*** INFORMATION SHOWN ***
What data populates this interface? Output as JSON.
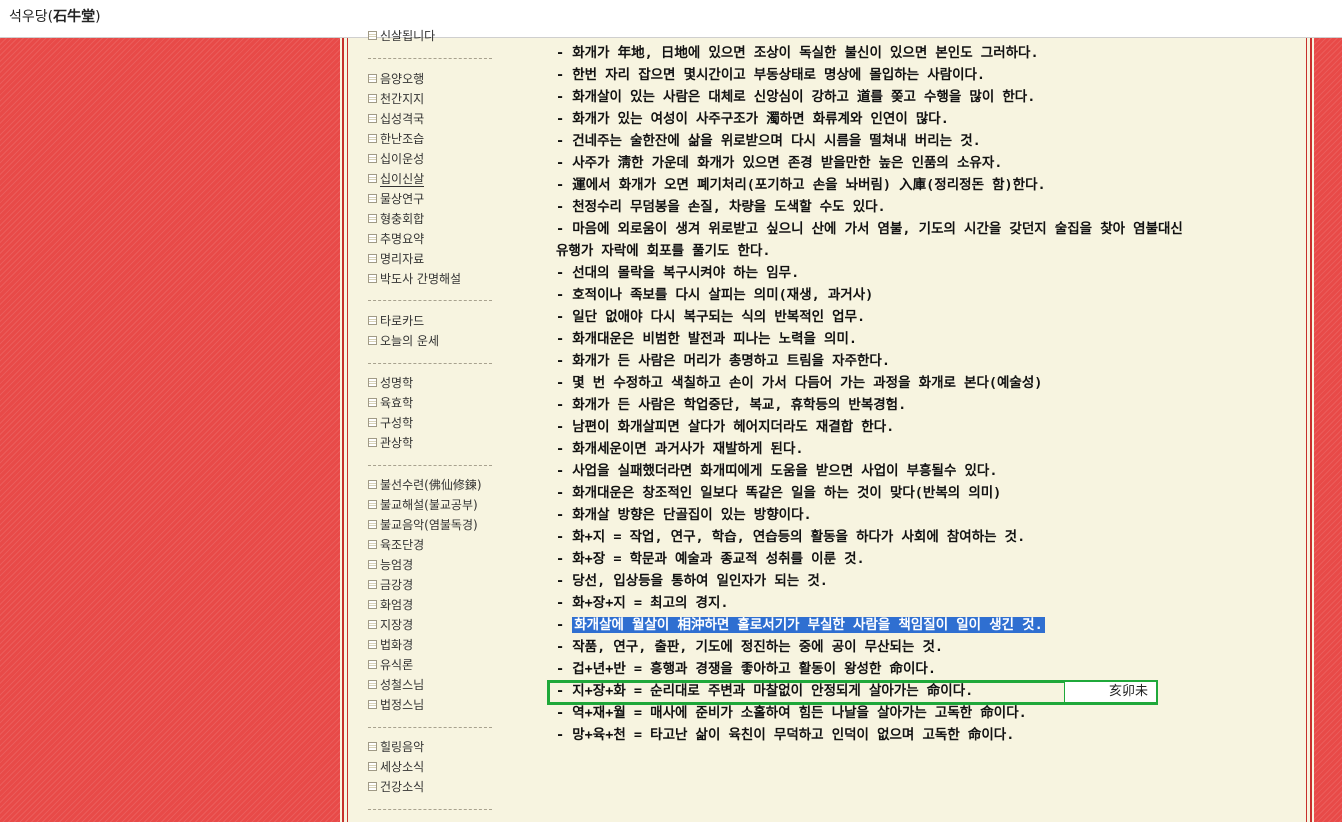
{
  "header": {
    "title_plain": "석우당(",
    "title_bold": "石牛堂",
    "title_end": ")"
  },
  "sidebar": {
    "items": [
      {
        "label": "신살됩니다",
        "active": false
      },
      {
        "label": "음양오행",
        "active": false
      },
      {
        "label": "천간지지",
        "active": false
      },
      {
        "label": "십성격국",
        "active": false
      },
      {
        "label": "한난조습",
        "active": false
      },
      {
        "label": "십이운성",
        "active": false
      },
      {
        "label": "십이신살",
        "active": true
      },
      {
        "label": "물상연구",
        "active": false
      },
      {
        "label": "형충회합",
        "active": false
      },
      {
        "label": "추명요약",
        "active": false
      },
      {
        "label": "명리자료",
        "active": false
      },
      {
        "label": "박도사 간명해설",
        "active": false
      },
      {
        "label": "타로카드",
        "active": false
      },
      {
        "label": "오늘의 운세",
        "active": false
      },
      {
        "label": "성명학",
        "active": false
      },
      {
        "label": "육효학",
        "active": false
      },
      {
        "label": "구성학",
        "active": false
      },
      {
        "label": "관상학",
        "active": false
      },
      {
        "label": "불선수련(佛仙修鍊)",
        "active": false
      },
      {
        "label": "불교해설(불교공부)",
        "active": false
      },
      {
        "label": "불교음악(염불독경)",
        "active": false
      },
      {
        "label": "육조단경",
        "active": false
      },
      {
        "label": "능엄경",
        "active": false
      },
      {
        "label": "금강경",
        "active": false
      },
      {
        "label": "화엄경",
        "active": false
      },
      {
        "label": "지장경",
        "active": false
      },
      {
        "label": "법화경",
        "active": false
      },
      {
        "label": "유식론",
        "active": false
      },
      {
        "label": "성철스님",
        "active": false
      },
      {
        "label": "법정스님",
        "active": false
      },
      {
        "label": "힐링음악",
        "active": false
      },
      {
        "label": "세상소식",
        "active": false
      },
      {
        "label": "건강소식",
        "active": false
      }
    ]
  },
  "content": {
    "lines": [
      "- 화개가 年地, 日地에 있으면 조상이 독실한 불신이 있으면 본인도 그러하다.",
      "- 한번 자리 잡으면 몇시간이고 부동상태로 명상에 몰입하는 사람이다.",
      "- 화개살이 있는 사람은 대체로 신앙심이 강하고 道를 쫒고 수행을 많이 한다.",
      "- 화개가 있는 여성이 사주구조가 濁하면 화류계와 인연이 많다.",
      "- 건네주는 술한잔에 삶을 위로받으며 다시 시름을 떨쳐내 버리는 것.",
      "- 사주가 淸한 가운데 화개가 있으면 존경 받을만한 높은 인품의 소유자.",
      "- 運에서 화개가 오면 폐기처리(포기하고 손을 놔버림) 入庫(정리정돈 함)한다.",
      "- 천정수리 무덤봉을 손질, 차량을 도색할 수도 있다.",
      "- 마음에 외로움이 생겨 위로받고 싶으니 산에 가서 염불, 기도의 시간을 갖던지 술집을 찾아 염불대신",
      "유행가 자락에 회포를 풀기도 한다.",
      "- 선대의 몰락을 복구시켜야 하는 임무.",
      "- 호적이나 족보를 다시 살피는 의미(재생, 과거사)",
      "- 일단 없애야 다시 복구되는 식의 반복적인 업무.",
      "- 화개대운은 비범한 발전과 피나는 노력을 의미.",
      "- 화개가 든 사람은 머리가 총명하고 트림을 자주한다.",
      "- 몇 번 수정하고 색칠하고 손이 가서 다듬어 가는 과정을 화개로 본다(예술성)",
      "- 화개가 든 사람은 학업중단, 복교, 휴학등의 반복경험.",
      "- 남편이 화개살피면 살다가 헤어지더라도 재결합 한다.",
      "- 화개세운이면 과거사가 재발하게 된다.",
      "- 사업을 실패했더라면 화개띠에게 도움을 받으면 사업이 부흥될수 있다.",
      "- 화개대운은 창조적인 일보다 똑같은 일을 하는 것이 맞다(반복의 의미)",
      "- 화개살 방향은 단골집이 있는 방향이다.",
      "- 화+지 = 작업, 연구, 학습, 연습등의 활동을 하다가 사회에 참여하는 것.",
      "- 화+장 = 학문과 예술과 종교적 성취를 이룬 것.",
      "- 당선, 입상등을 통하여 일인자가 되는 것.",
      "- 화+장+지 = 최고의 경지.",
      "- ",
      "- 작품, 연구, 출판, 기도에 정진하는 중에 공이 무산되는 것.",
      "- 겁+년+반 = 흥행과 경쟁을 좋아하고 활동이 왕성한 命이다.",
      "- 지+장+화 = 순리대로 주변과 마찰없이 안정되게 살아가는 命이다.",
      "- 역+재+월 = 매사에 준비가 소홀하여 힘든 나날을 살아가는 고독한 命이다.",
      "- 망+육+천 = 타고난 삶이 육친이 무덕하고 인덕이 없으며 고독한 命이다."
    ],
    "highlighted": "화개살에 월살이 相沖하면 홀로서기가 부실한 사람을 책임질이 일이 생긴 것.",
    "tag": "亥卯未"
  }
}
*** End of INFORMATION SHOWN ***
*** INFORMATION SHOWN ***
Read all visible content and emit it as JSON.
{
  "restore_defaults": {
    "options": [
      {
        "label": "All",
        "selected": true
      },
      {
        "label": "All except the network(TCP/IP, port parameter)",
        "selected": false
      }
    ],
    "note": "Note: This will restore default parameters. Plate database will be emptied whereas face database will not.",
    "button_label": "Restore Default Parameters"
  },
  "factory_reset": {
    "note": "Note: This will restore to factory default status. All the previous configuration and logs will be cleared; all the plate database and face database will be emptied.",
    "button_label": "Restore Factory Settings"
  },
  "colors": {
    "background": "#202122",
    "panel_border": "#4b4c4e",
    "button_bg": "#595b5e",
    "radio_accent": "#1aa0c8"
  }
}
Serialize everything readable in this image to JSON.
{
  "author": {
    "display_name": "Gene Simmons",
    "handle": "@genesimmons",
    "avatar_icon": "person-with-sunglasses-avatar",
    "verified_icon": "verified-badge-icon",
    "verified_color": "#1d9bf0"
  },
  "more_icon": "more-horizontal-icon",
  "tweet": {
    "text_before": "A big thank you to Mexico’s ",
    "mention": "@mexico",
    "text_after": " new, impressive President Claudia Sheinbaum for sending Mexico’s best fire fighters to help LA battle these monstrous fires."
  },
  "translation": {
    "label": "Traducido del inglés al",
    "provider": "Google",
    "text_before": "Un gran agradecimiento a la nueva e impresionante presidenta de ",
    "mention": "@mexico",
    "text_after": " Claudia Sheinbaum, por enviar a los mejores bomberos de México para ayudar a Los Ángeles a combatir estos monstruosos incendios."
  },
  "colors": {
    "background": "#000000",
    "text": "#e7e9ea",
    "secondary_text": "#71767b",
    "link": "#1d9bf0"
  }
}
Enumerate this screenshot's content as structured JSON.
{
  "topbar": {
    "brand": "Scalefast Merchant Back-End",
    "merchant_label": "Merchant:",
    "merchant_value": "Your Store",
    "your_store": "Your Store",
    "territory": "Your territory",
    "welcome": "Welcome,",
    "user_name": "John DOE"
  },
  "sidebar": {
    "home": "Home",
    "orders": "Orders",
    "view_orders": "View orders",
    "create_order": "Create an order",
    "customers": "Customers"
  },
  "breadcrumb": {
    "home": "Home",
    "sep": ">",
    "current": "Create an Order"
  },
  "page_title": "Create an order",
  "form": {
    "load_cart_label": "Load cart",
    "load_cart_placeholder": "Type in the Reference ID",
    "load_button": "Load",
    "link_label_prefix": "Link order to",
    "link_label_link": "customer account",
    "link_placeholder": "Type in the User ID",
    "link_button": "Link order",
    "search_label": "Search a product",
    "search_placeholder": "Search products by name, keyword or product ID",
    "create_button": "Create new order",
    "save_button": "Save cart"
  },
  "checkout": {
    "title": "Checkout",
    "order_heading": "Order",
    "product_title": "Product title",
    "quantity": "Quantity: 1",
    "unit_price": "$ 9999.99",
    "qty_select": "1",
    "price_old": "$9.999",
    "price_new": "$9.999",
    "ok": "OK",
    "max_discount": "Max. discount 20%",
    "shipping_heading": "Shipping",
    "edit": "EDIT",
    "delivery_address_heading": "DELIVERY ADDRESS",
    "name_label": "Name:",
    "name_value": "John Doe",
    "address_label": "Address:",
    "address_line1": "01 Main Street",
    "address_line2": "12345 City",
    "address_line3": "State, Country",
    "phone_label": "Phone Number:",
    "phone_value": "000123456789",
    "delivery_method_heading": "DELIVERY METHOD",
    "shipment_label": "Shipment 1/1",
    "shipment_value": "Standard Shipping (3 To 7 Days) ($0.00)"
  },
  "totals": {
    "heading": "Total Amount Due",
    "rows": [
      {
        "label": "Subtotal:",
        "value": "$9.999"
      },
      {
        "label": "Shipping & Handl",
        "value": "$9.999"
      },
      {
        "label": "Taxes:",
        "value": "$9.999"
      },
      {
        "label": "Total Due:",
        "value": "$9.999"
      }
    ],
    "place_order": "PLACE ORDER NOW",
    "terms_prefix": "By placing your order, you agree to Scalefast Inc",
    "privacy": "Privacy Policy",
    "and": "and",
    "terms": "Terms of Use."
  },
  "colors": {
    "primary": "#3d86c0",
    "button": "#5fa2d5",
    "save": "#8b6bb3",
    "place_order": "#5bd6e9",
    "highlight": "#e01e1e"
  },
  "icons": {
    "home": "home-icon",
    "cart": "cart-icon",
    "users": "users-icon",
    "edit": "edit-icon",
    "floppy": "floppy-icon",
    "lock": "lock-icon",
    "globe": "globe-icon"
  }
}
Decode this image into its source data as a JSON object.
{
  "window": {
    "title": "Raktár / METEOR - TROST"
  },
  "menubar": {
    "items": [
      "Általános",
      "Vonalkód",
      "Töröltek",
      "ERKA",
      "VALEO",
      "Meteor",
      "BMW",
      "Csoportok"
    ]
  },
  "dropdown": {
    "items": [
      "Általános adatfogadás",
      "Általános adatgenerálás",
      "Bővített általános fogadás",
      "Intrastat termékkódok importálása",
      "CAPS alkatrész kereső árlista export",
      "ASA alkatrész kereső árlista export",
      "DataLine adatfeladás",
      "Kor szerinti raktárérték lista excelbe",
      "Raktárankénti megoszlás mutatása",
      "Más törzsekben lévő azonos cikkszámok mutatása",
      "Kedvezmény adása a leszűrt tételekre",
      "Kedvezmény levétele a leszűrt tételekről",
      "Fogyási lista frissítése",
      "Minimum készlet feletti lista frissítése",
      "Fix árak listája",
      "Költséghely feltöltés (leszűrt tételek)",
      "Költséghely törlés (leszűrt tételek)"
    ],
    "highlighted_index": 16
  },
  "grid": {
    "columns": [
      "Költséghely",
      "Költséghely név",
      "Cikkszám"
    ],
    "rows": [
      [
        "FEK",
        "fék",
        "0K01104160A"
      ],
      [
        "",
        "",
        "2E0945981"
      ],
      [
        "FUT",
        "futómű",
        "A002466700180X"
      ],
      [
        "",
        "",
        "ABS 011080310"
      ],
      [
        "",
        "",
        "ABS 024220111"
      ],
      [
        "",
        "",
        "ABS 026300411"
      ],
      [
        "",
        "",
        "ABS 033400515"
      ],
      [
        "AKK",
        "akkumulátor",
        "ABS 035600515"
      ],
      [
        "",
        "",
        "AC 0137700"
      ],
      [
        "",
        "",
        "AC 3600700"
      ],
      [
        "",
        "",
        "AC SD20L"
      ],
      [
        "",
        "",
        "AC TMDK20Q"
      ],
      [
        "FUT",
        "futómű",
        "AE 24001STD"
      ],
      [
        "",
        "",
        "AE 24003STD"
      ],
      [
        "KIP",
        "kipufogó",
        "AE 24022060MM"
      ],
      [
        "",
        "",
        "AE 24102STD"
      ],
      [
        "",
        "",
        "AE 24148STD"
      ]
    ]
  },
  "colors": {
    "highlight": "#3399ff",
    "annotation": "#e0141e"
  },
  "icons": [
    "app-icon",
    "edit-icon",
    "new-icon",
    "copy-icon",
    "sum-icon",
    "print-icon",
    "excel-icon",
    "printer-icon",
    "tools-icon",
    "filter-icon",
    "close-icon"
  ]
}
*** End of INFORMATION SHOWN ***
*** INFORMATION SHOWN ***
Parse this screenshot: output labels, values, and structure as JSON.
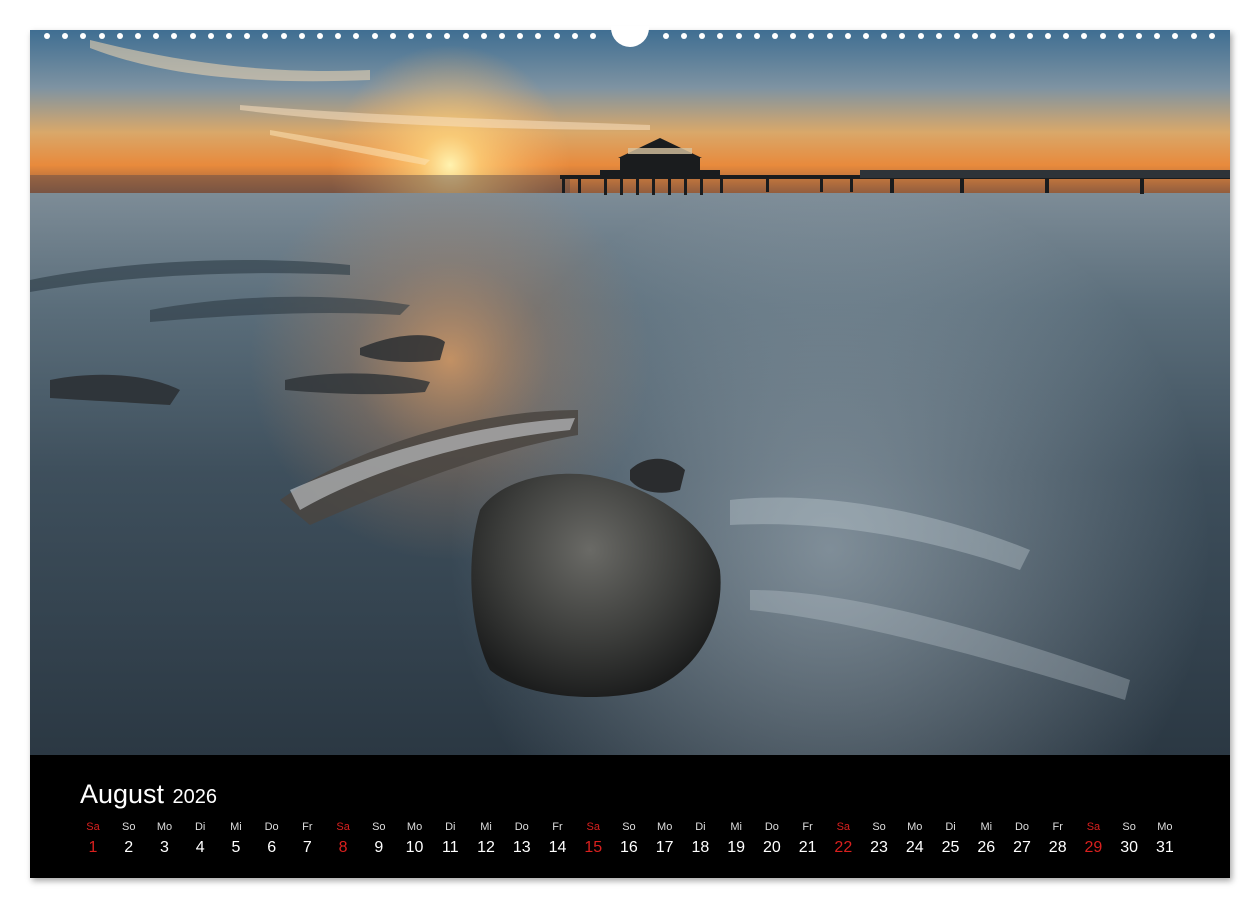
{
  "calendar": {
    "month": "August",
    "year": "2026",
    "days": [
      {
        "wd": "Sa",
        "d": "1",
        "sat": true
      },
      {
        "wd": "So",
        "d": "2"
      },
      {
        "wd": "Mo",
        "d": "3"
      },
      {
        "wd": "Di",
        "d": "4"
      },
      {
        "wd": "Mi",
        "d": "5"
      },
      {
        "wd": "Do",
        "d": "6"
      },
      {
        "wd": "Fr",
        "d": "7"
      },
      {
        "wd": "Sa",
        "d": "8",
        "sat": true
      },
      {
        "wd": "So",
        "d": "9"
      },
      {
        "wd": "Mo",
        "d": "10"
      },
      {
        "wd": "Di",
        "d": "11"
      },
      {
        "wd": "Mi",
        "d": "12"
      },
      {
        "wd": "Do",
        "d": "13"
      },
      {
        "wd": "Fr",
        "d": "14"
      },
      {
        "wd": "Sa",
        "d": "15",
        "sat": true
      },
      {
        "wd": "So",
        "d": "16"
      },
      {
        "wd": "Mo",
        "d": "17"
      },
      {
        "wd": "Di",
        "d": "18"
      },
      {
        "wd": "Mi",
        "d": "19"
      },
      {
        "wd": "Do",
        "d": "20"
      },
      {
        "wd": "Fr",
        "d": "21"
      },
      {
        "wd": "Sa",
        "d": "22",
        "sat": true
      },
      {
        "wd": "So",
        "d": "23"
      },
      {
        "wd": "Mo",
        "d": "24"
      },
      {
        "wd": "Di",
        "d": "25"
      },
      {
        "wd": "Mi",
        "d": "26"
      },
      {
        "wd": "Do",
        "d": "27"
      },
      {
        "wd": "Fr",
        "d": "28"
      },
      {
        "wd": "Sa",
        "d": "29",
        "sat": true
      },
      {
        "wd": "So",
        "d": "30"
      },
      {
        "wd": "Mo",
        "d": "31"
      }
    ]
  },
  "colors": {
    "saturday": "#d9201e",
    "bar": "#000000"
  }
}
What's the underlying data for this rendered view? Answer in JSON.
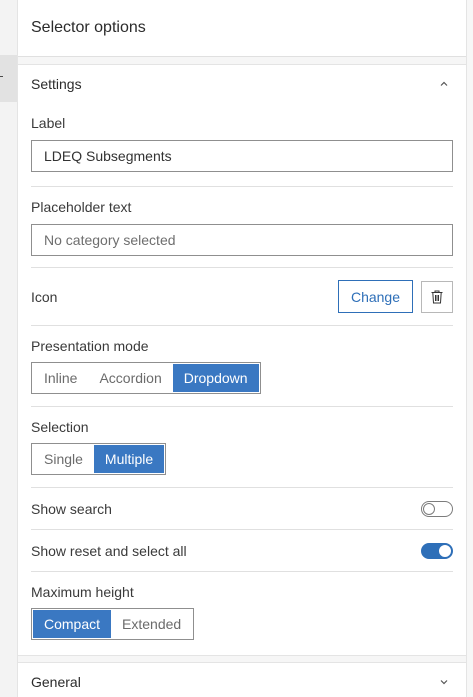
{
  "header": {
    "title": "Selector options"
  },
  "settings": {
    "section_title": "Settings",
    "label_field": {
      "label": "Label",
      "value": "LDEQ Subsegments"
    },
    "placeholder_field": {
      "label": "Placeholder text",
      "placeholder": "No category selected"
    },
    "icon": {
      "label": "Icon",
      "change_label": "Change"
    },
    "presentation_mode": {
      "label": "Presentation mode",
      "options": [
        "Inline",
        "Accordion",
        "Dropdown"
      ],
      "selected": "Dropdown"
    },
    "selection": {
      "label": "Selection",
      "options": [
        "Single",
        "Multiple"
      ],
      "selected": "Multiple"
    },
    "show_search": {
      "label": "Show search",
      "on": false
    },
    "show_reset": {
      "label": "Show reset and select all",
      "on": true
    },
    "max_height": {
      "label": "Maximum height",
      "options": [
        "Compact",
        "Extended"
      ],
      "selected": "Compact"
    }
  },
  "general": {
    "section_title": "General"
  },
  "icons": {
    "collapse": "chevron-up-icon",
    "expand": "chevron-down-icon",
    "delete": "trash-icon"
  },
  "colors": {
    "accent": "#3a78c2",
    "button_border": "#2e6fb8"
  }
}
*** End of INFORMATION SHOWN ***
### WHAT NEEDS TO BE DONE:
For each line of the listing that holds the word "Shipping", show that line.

### FINISHED TASK:
    "shipping_heading": "Shipping",
    "shipment_value": "Standard Shipping (3 To 7 Days) ($0.00)"
        "label": "Shipping & Handl",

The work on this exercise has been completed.